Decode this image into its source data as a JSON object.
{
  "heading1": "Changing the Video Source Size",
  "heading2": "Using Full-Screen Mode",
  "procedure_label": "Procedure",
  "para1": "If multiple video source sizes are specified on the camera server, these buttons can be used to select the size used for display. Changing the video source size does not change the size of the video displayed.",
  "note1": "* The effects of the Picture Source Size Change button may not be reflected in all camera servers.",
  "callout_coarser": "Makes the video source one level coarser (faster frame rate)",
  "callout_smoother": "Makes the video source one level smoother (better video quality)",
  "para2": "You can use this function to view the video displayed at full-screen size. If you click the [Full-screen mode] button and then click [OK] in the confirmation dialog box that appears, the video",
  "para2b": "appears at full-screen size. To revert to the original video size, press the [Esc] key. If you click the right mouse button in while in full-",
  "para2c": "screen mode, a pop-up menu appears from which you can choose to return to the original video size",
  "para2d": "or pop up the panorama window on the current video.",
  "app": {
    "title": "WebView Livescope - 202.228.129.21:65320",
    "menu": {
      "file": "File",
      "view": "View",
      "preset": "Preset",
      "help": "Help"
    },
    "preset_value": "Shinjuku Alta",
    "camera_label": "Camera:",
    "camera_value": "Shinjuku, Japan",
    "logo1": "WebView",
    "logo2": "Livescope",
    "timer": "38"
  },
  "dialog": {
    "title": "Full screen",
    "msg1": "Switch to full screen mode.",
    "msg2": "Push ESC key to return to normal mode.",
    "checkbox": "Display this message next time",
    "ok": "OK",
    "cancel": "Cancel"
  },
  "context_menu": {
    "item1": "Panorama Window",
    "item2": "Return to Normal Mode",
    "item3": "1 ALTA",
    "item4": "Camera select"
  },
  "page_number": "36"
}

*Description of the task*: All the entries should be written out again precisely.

*Output of the task*:
Decode this image into its source data as a JSON object.
{
  "heading1": "Changing the Video Source Size",
  "heading2": "Using Full-Screen Mode",
  "procedure_label": "Procedure",
  "para1": "If multiple video source sizes are specified on the camera server, these buttons can be used to select the size used for display. Changing the video source size does not change the size of the video displayed.",
  "note1": "* The effects of the Picture Source Size Change button may not be reflected in all camera servers.",
  "callout_coarser": "Makes the video source one level coarser (faster frame rate)",
  "callout_smoother": "Makes the video source one level smoother (better video quality)",
  "para2": "You can use this function to view the video displayed at full-screen size. If you click the [Full-screen mode] button and then click [OK] in the confirmation dialog box that appears, the video",
  "para2b": "appears at full-screen size. To revert to the original video size, press the [Esc] key. If you click the right mouse button in while in full-",
  "para2c": "screen mode, a pop-up menu appears from which you can choose to return to the original video size",
  "para2d": "or pop up the panorama window on the current video.",
  "app": {
    "title": "WebView Livescope - 202.228.129.21:65320",
    "menu": {
      "file": "File",
      "view": "View",
      "preset": "Preset",
      "help": "Help"
    },
    "preset_value": "Shinjuku Alta",
    "camera_label": "Camera:",
    "camera_value": "Shinjuku, Japan",
    "logo1": "WebView",
    "logo2": "Livescope",
    "timer": "38"
  },
  "dialog": {
    "title": "Full screen",
    "msg1": "Switch to full screen mode.",
    "msg2": "Push ESC key to return to normal mode.",
    "checkbox": "Display this message next time",
    "ok": "OK",
    "cancel": "Cancel"
  },
  "context_menu": {
    "item1": "Panorama Window",
    "item2": "Return to Normal Mode",
    "item3": "1 ALTA",
    "item4": "Camera select"
  },
  "page_number": "36"
}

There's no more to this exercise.